PSERS Investigation Reveals No Wrongdoing. Instead, It Shows How a Calculation Error Can Turn Into a Pension Headache.

“A series of unfortunate oversights and a lack of transparency from a key consultant” had a domino effect for the pension fund, a law firm investigation revealed.

The Pennsylvania State Capitol building (Rachel Wisniewski/Bloomberg)

The Pennsylvania State Capitol building

(Rachel Wisniewski/Bloomberg)

A months-long internal investigation into a reporting error at the Pennsylvania Public School Employees Retirement System has revealed no evidence of wrongdoing, the PSERS board said Tuesday.

The results come almost a year after the pension fund launched the investigation into discrepancies in its investment performance figures. PSERS spent much of 2021 dealing with the fallout of this error, with the board holding numerous closed meetings and attempting to replace leadership with an outsourced chief investment officer firm. Eventually, chief investment officer Jim Grossman and executive director Glen Grell retired.

But, according to Womble Bond Dickinson, the law firm that completed the investigation, there was no evidence of foul play at the retirement system.

“We found no evidence of any kickbacks or any illegal payments,” the report on the investigation said. “We found no evidence of theft. We found no evidence of self-dealing. We found no evidence of false statements or misleading statements in financial transactions.”

Instead, the investigation revealed “a series of unfortunate oversights and a lack of transparency from a key consultant” — Aon — that led to a miscalculation that had a domino effect for the pension fund.

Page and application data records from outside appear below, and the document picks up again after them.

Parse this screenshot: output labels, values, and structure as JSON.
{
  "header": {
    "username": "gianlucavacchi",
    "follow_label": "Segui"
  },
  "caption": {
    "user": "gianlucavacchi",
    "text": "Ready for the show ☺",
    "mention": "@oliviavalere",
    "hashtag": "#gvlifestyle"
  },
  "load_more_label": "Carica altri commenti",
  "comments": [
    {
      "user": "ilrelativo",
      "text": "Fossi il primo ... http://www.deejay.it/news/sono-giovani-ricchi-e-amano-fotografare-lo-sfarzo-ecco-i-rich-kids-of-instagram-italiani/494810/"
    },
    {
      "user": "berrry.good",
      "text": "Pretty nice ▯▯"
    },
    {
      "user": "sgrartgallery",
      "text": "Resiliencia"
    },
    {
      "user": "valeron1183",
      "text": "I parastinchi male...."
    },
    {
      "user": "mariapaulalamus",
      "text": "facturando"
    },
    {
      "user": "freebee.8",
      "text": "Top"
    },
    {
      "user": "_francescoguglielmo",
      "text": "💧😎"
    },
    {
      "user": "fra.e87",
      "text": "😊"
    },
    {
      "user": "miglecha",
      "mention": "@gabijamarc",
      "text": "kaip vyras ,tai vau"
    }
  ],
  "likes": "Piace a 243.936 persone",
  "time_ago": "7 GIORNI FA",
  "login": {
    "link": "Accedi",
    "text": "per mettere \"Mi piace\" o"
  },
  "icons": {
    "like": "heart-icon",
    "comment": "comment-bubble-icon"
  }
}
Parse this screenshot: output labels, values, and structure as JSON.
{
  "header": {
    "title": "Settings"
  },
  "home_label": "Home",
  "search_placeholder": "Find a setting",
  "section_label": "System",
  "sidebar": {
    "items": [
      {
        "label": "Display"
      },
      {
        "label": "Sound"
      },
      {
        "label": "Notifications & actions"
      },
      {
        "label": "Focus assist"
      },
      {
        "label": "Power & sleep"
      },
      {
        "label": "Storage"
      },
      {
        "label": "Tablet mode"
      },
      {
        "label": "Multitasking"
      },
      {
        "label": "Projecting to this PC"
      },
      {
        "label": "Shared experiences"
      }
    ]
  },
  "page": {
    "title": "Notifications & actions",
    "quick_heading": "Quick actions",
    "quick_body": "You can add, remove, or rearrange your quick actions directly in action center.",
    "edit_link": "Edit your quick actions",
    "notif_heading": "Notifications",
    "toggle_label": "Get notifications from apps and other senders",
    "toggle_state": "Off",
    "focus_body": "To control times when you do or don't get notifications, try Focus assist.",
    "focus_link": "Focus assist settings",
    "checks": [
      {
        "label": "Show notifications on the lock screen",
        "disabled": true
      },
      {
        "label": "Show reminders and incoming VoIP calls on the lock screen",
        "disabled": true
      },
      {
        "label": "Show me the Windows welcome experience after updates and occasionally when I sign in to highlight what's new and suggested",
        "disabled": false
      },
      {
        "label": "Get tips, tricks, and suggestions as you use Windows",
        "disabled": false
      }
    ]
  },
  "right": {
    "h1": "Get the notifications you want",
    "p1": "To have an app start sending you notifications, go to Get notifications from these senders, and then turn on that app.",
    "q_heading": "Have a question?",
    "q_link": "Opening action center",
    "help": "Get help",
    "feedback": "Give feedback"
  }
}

“We’re happy that Womble Bond got to the right answer, although we demonstrated to them months ago that there was no wrongdoing,” Matt Haverstick, Grossman’s attorney, said via email. A spokesperson for Aon declined to comment.


As a part of the investigation, Womble interviewed more than 30 people, including PSERS staff, trustees, designees, and third parties, in addition to sifting through more than 1.5 million documents. The investigation tackled two separate issues: PSERS’s property acquisitions in Harrisburg and the risk share calculation.

According to the report, in July 2020, PSERS asked its actuarial consultant, Buck, and its investment consultant Aon, to each calculate the fund performance. These numbers are important: PSERS uses its annual returns as part of a calculation that determines whether it needs to increase the contribution rate for its constituents. But the two consultants came up with different results.

What followed was a staff inquiry into Aon’s reporting practices. The team found that quarterly reports from 2014 through 2017 that showed adjustments in valuations. One of the adjustments was a 37-basis point change to a quarterly valuation in 2015.

PSERS’s investment policy shows that these quarterly reports are considered “official and final,” but that there is an approval process should revisions be necessary. According to Womble, Grossman said these changes “should be rare.”

In the fall of 2020, PSERS staff hired an outside consultant, ACA Group, to independently review performance. ACA was unable to verify two months of Aon’s reported returns. ACA’s results were reported at a December board meeting.

At that meeting, PSERS’s board was slated to vote on whether to increase member contributions. The vote hinged on whether a risk calculation, which factors in investment returns, met a specific hurdle rate.

Emails between Grossman and Aon show that there was a discrepancy in calculations, given that they were using two different sources of data. Had the team used previously-published annual report data, PSERS would have had to increase member contributions. They decided not to share this information during the meeting, where the board decided to keep member contributions at the same level they were.

However, the following day, a PSERS staffer noticed yet another performance discrepancy between Aon’s reporting and the reporting from Aksia, another PSERS consultant.

Following that discovery, PSERS’s staff contacted Aon over a dozen times, according to the report. “Aon either responded that it was still researching the issue, or, in some cases, failed to respond all together,” Womble said. Eventually, on January 7, 2021, Aon responded with a draft report, which Womble said did not address whether the total fund performance was impacted by this error.

Soon after PSERS received that report, Grossman spoke with Aon representatives, who said the issue was one of “misplaced cash flows” but not missing money. A month later, Aon representatives called Grossman again to share that the error did impact total fund performance.

“It appears that the cash flow errors were systemic due to the data entry error,” Aon told Womble in a written interview. It was caused by revisions to private credit and commodity cash flows and adjustments to performance reporting formatting.

Aon eventually disclosed this all to PSERS, taking responsibility for the error in March 2021. Still, PSERS launched the investigation that finally came to a close nearly a year later.

“Today marked an important milestone in the internal investigation and provided an opportunity at PSERS for both the board and staff,” board chairman Christopher Santa Maria said in a statement. “We are committed to learning from this process and will continue our best efforts to serve our members.”